Other investigators have shown that changes in the expression of the FTO protein has a profound impact on both cancer development and metastasis.
Inhibiting FTO activity in cells has been found to kill or slow the growth of a wide range of cancers including leukaemia, breast, lung, ovarian, gastric, brain, melanoma, pancreatic, kidney and many more. So widespread is FTO in cancer that it is difficult to find a cancer type where RNA epigenetic changes in general, and FTO specifically, are not playing an important role in the growth of the cancer. Unsurprisingly, RNA epigenetic dysregulation has become one of the hottest areas of cancer research.
Recent studies by the City of Hope, identified Bisantrene as the most potent enzymatic inhibitor of FTO (IC50 142nM) from a screen of more than 260,000 chemical compounds contained in the NIH National Cancer Institute’s chemical library. The research also demonstrated in both cell and animal models, that Zantrene specifically killed FTO overexpressing cancers when used at concentrations far below that known to be toxic in humans. This work was confirmed by a separate lab at the University of Chicago in 2021.
The solid tumours, melanoma and clear cell Renal Cell Carcinoma (ccRCC) both overexpress FTO at high frequency. Race is currently pursuing pre-clinical studies in both cancers types to demonstrate if Zantrene has utility before moving into proof-of concept Phase 1/2 clinical trials in one or both cancers. To read more about our FTO precision oncology strategy, please view our Three Pillars strategic update.
Race Oncology has announced a world-first cancer trial that is treating people with a rare subtype of the highly aggressive blood cancer Acute Myeloid Leukaemia (AML), known as extramedullary AML (EMD AML).
EMD AML is one of the most difficult cancers to treat with rapid progression. Race is running this clinical trial at The Calvary Mater Hospital in the hope of being able to offer patients a better and more effective treatment option with Zantrene.
At high doses Zantrene® behaves similar to chemotherapeutic, however, Zantrene has been found to cause less cardiotoxicity (heart damage) in cancer patients.
Recent discoveries by Race’s collaborators at the University of Newcastle has found that Zantrene is able to protect the heart muscle cells from anthracycline-induced damage while synergising with the anthracycline drugs to better kill the cancer.
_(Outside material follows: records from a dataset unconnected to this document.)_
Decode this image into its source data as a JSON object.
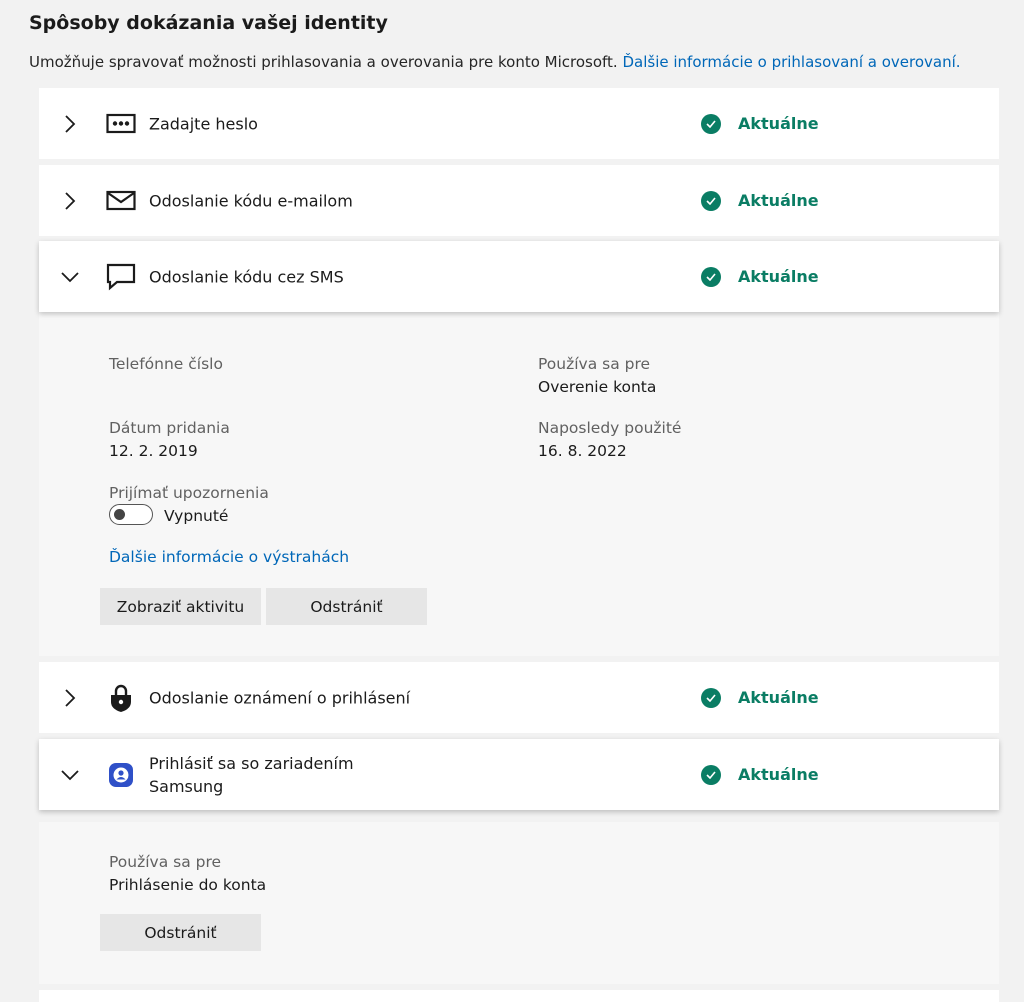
{
  "header": {
    "title": "Spôsoby dokázania vašej identity",
    "description": "Umožňuje spravovať možnosti prihlasovania a overovania pre konto Microsoft.",
    "description_link": "Ďalšie informácie o prihlasovaní a overovaní."
  },
  "colors": {
    "accent": "#0a7d64",
    "link": "#0067b8"
  },
  "methods": [
    {
      "label": "Zadajte heslo",
      "icon": "password-dots-icon",
      "status": "Aktuálne",
      "expanded": false
    },
    {
      "label": "Odoslanie kódu e-mailom",
      "icon": "envelope-icon",
      "status": "Aktuálne",
      "expanded": false
    },
    {
      "label": "Odoslanie kódu cez SMS",
      "icon": "chat-bubble-icon",
      "status": "Aktuálne",
      "expanded": true
    },
    {
      "label": "Odoslanie oznámení o prihlásení",
      "icon": "lock-shield-icon",
      "status": "Aktuálne",
      "expanded": false
    },
    {
      "label": "Prihlásiť sa so zariadením Samsung",
      "icon": "samsung-account-icon",
      "status": "Aktuálne",
      "expanded": true
    }
  ],
  "sms_details": {
    "phone_label": "Telefónne číslo",
    "used_for_label": "Používa sa pre",
    "used_for_value": "Overenie konta",
    "date_added_label": "Dátum pridania",
    "date_added_value": "12. 2. 2019",
    "last_used_label": "Naposledy použité",
    "last_used_value": "16. 8. 2022",
    "alerts_label": "Prijímať upozornenia",
    "alerts_state": "Vypnuté",
    "alerts_on": false,
    "more_info_link": "Ďalšie informácie o výstrahách",
    "view_activity_button": "Zobraziť aktivitu",
    "remove_button": "Odstrániť"
  },
  "samsung_details": {
    "used_for_label": "Používa sa pre",
    "used_for_value": "Prihlásenie do konta",
    "remove_button": "Odstrániť"
  }
}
This cardio-protection effect was expanded to the other classes of chemotherapy when it was found that Zantrene was able to protect heart muscle cells from cell death caused by the proteasome inhibitor, carfilzomib while also synergising to better kill breast cancer cells.
Additional work in June 2022 has demonstrated that Zantrene is able to protect the hearts of mice from anthracycline damage without additional chemotoxicity and myelosuppression.
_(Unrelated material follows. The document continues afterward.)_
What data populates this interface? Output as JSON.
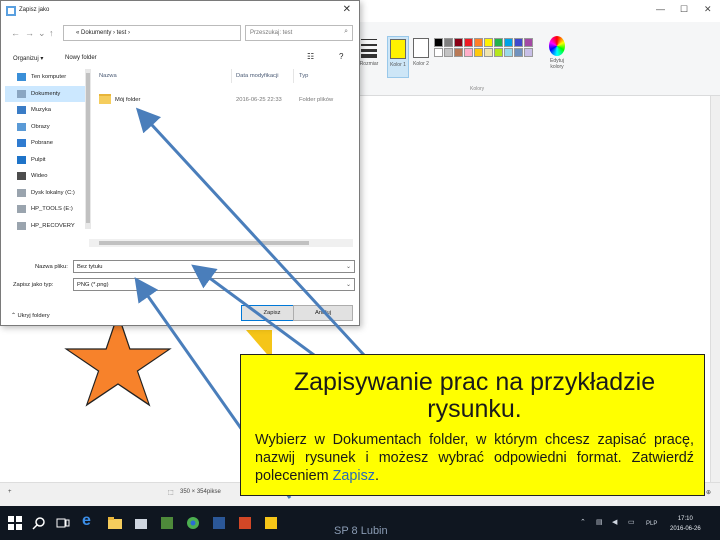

A comprehensive review of the clinical history of Zantrene® was published in the International Journal of Cancer Research & Therapy.
Race Oncology has a robust IP position on the use of Zantrene as a cancer therapeutic. Race owns six granted US patents on Zantrene, has secured FDA Orphan Drug designation which provided 7 years of post market approval exclusivity, as well as Rare Paediatric Disease designation.
13 patents have been filed by Race Oncology on the use of Zantrene as a targeted agent of FTO.
The company is pursuing a Three Pillar Strategy that is aimed at creating valuable intellectual property to enhance partnering, licensing, or sale opportunities to a scaled pharmaceutical company.
Race Oncology has near term opportunities in seeking FDA approval for Zantrene via the FDA 505(b)(2) approval pathway in a number of AML indications. Additionally, the company has been designated as eligible for a Paediatric Priority Review Voucher (PRV) in paediatric AML as well as Orphan Drug Designation (ODD) for AML.